**What is expected:** Which lines of the entries contain the word "Generic"? Please list them.

**Entries provided:**
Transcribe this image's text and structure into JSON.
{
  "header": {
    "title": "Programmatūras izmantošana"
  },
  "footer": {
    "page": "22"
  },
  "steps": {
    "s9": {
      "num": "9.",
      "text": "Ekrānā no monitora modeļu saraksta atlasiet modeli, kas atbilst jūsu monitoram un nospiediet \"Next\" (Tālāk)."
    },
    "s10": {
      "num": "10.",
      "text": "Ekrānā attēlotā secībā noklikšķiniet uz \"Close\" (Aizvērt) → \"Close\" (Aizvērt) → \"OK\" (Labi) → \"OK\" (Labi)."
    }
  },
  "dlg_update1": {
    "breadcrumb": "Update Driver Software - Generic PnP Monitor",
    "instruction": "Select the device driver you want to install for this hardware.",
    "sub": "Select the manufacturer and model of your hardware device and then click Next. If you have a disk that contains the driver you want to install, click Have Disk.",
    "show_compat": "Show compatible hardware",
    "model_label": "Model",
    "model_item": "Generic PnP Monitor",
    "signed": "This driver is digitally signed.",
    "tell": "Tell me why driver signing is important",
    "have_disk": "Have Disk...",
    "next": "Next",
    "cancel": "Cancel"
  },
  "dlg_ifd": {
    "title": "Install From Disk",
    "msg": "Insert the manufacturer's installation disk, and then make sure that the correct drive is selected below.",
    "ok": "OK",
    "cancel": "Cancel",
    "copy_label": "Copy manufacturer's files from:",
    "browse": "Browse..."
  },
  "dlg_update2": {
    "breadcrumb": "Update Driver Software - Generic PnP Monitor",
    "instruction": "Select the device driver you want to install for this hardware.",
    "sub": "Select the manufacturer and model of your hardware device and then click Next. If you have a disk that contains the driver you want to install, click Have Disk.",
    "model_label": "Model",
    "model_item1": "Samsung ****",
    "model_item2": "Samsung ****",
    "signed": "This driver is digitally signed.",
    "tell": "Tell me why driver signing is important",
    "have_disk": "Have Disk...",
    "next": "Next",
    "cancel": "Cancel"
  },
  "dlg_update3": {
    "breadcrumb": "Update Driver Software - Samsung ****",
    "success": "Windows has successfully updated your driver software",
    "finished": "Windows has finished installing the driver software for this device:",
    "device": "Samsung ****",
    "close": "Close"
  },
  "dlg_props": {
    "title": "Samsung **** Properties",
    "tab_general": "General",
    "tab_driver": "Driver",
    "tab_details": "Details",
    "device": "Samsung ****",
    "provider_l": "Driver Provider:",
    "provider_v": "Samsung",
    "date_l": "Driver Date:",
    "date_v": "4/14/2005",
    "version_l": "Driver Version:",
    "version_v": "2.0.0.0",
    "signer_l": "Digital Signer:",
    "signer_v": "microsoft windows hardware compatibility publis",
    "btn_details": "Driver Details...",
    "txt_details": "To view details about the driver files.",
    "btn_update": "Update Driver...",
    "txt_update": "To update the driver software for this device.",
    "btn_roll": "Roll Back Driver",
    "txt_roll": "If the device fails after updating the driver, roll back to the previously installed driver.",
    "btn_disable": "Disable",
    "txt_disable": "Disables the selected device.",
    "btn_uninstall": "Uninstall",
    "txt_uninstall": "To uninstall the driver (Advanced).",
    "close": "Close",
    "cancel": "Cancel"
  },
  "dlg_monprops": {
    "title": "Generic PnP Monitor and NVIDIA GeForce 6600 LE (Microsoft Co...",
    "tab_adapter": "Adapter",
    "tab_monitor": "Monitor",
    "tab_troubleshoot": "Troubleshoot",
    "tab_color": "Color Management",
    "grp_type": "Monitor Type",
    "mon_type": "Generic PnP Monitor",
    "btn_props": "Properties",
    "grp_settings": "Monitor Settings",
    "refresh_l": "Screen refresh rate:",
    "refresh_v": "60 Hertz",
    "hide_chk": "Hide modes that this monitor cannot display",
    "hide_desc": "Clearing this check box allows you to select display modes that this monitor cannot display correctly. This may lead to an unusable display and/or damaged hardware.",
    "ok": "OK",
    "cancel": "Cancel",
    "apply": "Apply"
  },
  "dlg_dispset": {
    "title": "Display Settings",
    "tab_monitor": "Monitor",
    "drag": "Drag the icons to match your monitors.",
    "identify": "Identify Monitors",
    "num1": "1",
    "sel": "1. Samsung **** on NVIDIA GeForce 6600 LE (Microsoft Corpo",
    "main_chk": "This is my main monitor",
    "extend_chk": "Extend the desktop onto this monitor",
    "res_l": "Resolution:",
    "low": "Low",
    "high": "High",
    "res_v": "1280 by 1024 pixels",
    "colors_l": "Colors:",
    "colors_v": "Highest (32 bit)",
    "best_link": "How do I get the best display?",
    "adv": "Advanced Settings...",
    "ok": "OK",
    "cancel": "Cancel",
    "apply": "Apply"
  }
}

**Exercise response:**
    "breadcrumb": "Update Driver Software - Generic PnP Monitor",
    "model_item": "Generic PnP Monitor",
    "breadcrumb": "Update Driver Software - Generic PnP Monitor",
    "title": "Generic PnP Monitor and NVIDIA GeForce 6600 LE (Microsoft Co...",
    "mon_type": "Generic PnP Monitor",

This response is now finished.